WORK TASK:
Below are the entries; count the lines in them that contain the word "size" and give only the number.

Dataset rows describing interfaces:

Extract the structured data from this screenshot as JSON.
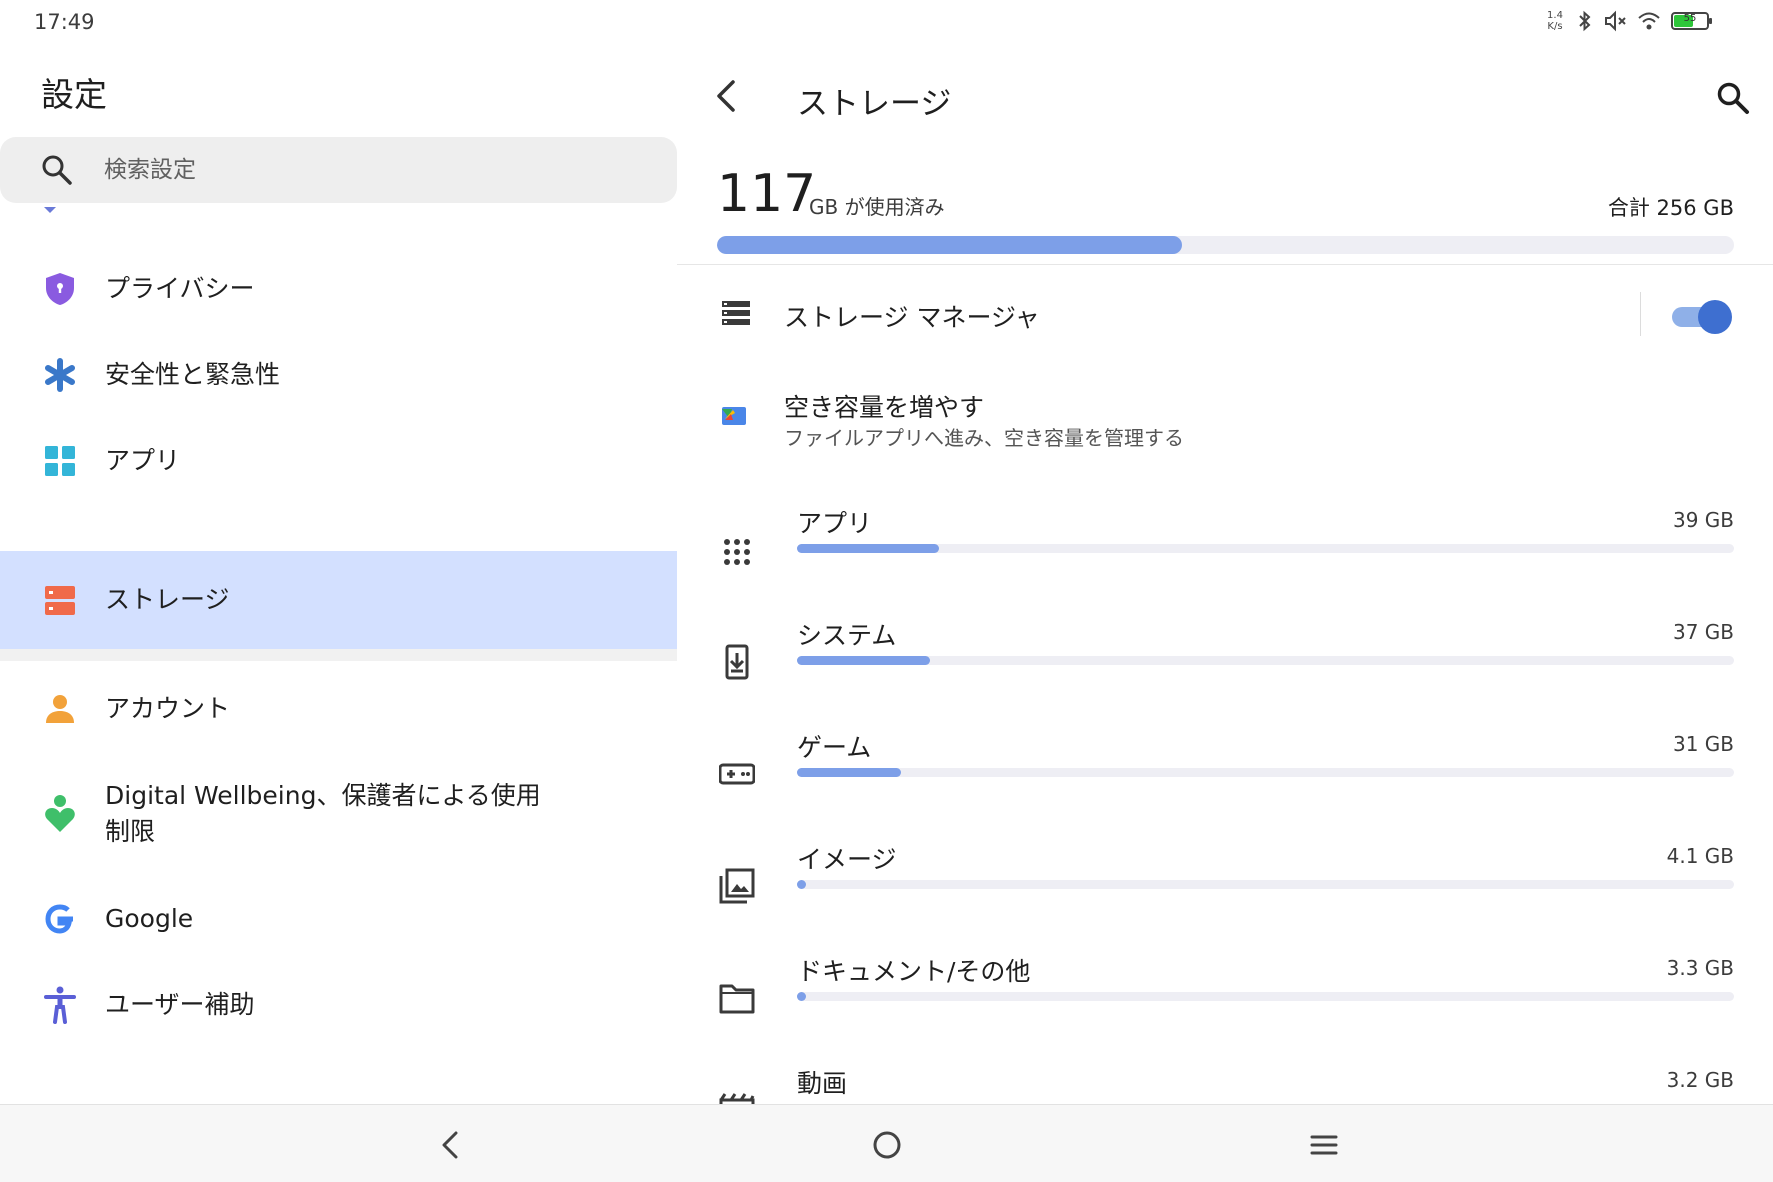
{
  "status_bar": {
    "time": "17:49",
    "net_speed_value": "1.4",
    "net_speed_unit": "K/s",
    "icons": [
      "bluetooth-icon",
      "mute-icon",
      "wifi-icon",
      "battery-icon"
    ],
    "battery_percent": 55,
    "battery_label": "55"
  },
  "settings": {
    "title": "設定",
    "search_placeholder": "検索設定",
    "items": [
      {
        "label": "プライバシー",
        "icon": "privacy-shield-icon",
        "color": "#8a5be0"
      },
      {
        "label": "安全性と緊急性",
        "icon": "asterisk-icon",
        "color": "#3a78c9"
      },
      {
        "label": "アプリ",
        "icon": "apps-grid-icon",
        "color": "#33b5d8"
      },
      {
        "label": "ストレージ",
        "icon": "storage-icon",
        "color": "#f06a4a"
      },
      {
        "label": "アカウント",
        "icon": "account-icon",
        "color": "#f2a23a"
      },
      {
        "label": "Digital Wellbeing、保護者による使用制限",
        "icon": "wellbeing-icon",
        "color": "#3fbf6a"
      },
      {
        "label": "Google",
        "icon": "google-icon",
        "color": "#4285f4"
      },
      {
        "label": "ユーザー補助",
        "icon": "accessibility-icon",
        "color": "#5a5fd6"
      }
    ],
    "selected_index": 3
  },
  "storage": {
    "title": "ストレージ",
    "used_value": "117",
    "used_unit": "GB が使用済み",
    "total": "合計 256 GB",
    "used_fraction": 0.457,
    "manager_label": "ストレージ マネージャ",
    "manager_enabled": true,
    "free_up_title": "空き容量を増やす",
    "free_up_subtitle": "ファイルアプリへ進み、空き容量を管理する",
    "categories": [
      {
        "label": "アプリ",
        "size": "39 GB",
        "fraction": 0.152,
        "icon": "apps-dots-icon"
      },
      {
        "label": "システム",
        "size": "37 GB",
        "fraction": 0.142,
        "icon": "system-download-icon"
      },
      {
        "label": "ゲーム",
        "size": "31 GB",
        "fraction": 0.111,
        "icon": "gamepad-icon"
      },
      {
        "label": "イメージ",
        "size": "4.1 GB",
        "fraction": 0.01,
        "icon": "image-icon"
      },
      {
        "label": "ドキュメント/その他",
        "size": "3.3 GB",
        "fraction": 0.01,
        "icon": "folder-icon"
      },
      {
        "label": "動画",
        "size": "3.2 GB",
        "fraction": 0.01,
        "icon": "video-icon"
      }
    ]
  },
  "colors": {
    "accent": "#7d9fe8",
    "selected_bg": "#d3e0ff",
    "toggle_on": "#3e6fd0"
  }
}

RESPONSE FOR THIS EXERCISE:
6